Trials & Litigation

Cost of Biggest Data Breach: $256 Million

It will cost at least $256 million to correct a massive data breach involving the theft of computerized information about 45 million credit and debit cards.

Reportedly the biggest such security breach ever to occur in the U.S., the yearlong theft of computer data from TJX Cos., based in Framingham, Mass., was discovered in December. The $256 million admittedly being spent by the retailer to correct the problem includes the cost of fixing the company’s computer system and dealing with lawsuits, investigations, and other claims, according to the Boston Globe.

But some security specialists say the total bill could be even higher, depending on the outcome of litigation and government investigations. A national criminal investigation continues, although a joint federal and state prosecution in Florida has resulted in guilty pleas by six individuals. Ongoing civil litigation includes a federal case in Boston by trade groups seeking reimbursement for the cost of replacing customer cards. TJX says this suit is unfounded.

The breach reportedly occurred after unnamed hackers installed software on the company’s computer network to capture data from customer accounts.

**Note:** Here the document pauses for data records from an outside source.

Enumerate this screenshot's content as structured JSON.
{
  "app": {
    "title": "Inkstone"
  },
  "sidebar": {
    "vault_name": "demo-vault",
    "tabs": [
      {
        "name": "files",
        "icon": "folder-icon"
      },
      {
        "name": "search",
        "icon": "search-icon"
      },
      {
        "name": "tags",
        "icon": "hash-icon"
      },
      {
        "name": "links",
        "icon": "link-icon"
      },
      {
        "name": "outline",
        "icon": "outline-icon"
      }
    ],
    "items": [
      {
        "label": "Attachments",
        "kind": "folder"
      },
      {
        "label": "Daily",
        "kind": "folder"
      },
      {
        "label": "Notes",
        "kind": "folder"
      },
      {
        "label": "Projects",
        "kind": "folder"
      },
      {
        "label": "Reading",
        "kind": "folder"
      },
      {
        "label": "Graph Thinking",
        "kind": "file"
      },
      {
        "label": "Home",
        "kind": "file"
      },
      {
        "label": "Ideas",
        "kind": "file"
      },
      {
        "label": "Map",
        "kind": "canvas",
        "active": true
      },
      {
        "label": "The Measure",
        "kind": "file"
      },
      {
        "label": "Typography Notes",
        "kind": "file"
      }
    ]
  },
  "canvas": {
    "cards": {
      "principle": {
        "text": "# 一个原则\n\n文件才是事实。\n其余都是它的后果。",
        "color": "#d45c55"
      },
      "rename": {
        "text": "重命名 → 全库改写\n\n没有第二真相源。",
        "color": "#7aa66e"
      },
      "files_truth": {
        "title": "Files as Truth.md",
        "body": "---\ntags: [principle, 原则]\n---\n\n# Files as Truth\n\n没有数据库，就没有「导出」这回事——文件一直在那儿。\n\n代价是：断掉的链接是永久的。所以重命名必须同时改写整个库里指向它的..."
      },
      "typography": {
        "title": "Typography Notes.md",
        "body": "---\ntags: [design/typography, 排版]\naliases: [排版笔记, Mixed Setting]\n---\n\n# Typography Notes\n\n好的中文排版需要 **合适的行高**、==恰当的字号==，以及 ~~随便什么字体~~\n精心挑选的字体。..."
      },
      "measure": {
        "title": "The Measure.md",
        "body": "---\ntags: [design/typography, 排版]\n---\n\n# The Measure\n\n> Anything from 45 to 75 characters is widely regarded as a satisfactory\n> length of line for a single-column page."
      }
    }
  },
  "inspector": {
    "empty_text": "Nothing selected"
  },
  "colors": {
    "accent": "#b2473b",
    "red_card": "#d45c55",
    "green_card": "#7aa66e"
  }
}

Some stolen account numbers were used to make forged copies of credit cards, which allegedly were were used to buy expensive electronics from Wal-Mart and other retailers, explains the Globe.

We welcome your comments, but please adhere to our comment policy and the ABA Code of Conduct.

Commenting is not available in this channel entry.